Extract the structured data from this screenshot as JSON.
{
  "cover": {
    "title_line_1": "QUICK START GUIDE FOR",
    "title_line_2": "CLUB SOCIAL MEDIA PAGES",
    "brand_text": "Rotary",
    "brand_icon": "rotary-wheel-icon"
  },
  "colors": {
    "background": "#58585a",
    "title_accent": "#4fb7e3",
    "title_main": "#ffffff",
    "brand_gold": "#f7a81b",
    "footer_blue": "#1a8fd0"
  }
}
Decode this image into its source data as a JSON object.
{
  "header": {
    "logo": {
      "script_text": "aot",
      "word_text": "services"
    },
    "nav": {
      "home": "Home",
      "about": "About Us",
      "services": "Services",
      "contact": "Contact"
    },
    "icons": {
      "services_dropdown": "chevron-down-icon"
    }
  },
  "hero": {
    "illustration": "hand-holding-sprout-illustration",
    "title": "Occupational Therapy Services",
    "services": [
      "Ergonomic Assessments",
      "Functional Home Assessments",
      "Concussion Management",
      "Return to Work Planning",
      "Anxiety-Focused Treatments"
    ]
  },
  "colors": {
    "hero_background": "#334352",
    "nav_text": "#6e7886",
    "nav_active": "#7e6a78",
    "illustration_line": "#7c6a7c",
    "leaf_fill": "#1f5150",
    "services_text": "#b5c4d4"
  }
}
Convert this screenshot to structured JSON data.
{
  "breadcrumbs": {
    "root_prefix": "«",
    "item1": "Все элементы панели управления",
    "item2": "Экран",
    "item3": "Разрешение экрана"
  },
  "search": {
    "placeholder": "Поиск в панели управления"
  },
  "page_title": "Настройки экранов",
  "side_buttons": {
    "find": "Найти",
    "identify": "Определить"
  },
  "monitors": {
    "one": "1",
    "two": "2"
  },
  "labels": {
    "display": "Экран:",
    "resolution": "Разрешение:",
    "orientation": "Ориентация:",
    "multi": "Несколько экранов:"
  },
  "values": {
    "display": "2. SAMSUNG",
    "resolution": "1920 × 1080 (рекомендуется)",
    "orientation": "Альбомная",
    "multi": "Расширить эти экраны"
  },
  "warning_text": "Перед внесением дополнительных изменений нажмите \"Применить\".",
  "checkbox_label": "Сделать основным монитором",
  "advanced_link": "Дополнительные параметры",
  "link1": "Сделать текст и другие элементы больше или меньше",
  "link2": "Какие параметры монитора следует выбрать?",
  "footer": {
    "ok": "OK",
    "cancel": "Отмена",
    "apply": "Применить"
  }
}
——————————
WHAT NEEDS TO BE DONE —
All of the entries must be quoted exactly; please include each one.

SOLUTION FOR THIS EXERCISE —
Extract the structured data from this screenshot as JSON.
{
  "cover": {
    "title_line_1": "QUICK START GUIDE FOR",
    "title_line_2": "CLUB SOCIAL MEDIA PAGES",
    "brand_text": "Rotary",
    "brand_icon": "rotary-wheel-icon"
  },
  "colors": {
    "background": "#58585a",
    "title_accent": "#4fb7e3",
    "title_main": "#ffffff",
    "brand_gold": "#f7a81b",
    "footer_blue": "#1a8fd0"
  }
}
Decode this image into its source data as a JSON object.
{
  "header": {
    "logo": {
      "script_text": "aot",
      "word_text": "services"
    },
    "nav": {
      "home": "Home",
      "about": "About Us",
      "services": "Services",
      "contact": "Contact"
    },
    "icons": {
      "services_dropdown": "chevron-down-icon"
    }
  },
  "hero": {
    "illustration": "hand-holding-sprout-illustration",
    "title": "Occupational Therapy Services",
    "services": [
      "Ergonomic Assessments",
      "Functional Home Assessments",
      "Concussion Management",
      "Return to Work Planning",
      "Anxiety-Focused Treatments"
    ]
  },
  "colors": {
    "hero_background": "#334352",
    "nav_text": "#6e7886",
    "nav_active": "#7e6a78",
    "illustration_line": "#7c6a7c",
    "leaf_fill": "#1f5150",
    "services_text": "#b5c4d4"
  }
}
Convert this screenshot to structured JSON data.
{
  "breadcrumbs": {
    "root_prefix": "«",
    "item1": "Все элементы панели управления",
    "item2": "Экран",
    "item3": "Разрешение экрана"
  },
  "search": {
    "placeholder": "Поиск в панели управления"
  },
  "page_title": "Настройки экранов",
  "side_buttons": {
    "find": "Найти",
    "identify": "Определить"
  },
  "monitors": {
    "one": "1",
    "two": "2"
  },
  "labels": {
    "display": "Экран:",
    "resolution": "Разрешение:",
    "orientation": "Ориентация:",
    "multi": "Несколько экранов:"
  },
  "values": {
    "display": "2. SAMSUNG",
    "resolution": "1920 × 1080 (рекомендуется)",
    "orientation": "Альбомная",
    "multi": "Расширить эти экраны"
  },
  "warning_text": "Перед внесением дополнительных изменений нажмите \"Применить\".",
  "checkbox_label": "Сделать основным монитором",
  "advanced_link": "Дополнительные параметры",
  "link1": "Сделать текст и другие элементы больше или меньше",
  "link2": "Какие параметры монитора следует выбрать?",
  "footer": {
    "ok": "OK",
    "cancel": "Отмена",
    "apply": "Применить"
  }
}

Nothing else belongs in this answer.